**Task details:**
Down to the last line, print the entries below exactly, and keep every picture out of the copy.

**Dataset extract:**
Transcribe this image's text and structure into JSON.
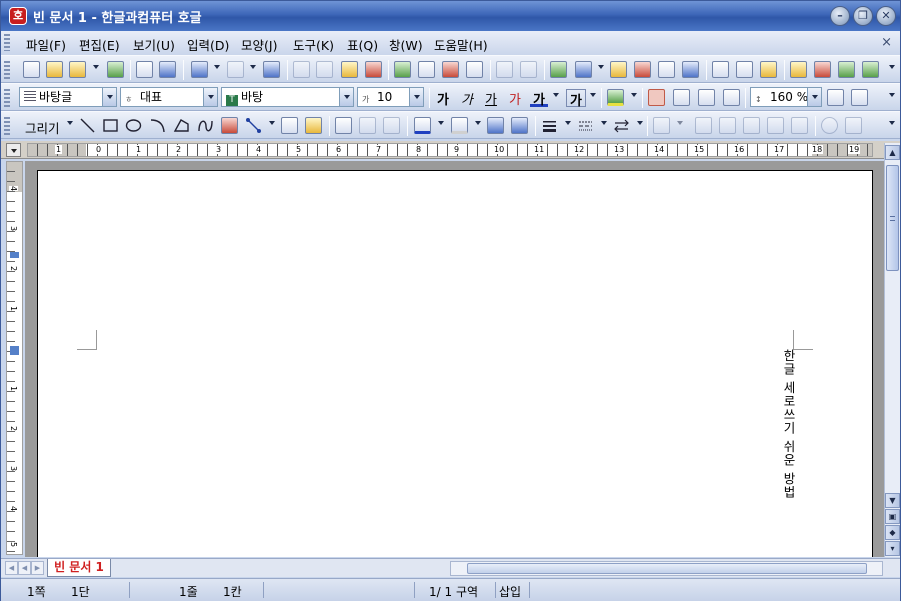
{
  "window": {
    "title": "빈 문서 1 - 한글과컴퓨터 호글",
    "app_icon_glyph": "호",
    "controls": [
      "minimize",
      "restore",
      "close"
    ]
  },
  "menu": {
    "items": [
      "파일(F)",
      "편집(E)",
      "보기(U)",
      "입력(D)",
      "모양(J)",
      "도구(K)",
      "표(Q)",
      "창(W)",
      "도움말(H)"
    ],
    "close_glyph": "×"
  },
  "format_toolbar": {
    "style": "바탕글",
    "font_lang": "대표",
    "font": "바탕",
    "font_size": "10",
    "zoom": "160 %",
    "bold": "가",
    "italic": "가",
    "underline": "가",
    "strike": "가",
    "font_color": "가",
    "char_shape": "가"
  },
  "draw_toolbar": {
    "label": "그리기"
  },
  "ruler": {
    "numbers": [
      "1",
      "0",
      "1",
      "2",
      "3",
      "4",
      "5",
      "6",
      "7",
      "8",
      "9",
      "10",
      "11",
      "12",
      "13",
      "14",
      "15",
      "16",
      "17",
      "18",
      "19"
    ],
    "vnumbers": [
      "4",
      "3",
      "2",
      "1",
      "1",
      "2",
      "3",
      "4",
      "5"
    ]
  },
  "document": {
    "text": "한글 세로쓰기 쉬운 방법"
  },
  "tabs": {
    "active": "빈 문서 1"
  },
  "status": {
    "page": "1쪽",
    "column": "1단",
    "line": "1줄",
    "col_char": "1칸",
    "section": "1/  1 구역",
    "mode": "삽입"
  },
  "colors": {
    "accent": "#3d66b8",
    "tab_text": "#d02020",
    "highlight": "#e8c0b8"
  }
}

**Solved exercise:**
Transcribe this image's text and structure into JSON.
{
  "window": {
    "title": "빈 문서 1 - 한글과컴퓨터 호글",
    "app_icon_glyph": "호",
    "controls": [
      "minimize",
      "restore",
      "close"
    ]
  },
  "menu": {
    "items": [
      "파일(F)",
      "편집(E)",
      "보기(U)",
      "입력(D)",
      "모양(J)",
      "도구(K)",
      "표(Q)",
      "창(W)",
      "도움말(H)"
    ],
    "close_glyph": "×"
  },
  "format_toolbar": {
    "style": "바탕글",
    "font_lang": "대표",
    "font": "바탕",
    "font_size": "10",
    "zoom": "160 %",
    "bold": "가",
    "italic": "가",
    "underline": "가",
    "strike": "가",
    "font_color": "가",
    "char_shape": "가"
  },
  "draw_toolbar": {
    "label": "그리기"
  },
  "ruler": {
    "numbers": [
      "1",
      "0",
      "1",
      "2",
      "3",
      "4",
      "5",
      "6",
      "7",
      "8",
      "9",
      "10",
      "11",
      "12",
      "13",
      "14",
      "15",
      "16",
      "17",
      "18",
      "19"
    ],
    "vnumbers": [
      "4",
      "3",
      "2",
      "1",
      "1",
      "2",
      "3",
      "4",
      "5"
    ]
  },
  "document": {
    "text": "한글 세로쓰기 쉬운 방법"
  },
  "tabs": {
    "active": "빈 문서 1"
  },
  "status": {
    "page": "1쪽",
    "column": "1단",
    "line": "1줄",
    "col_char": "1칸",
    "section": "1/  1 구역",
    "mode": "삽입"
  },
  "colors": {
    "accent": "#3d66b8",
    "tab_text": "#d02020",
    "highlight": "#e8c0b8"
  }
}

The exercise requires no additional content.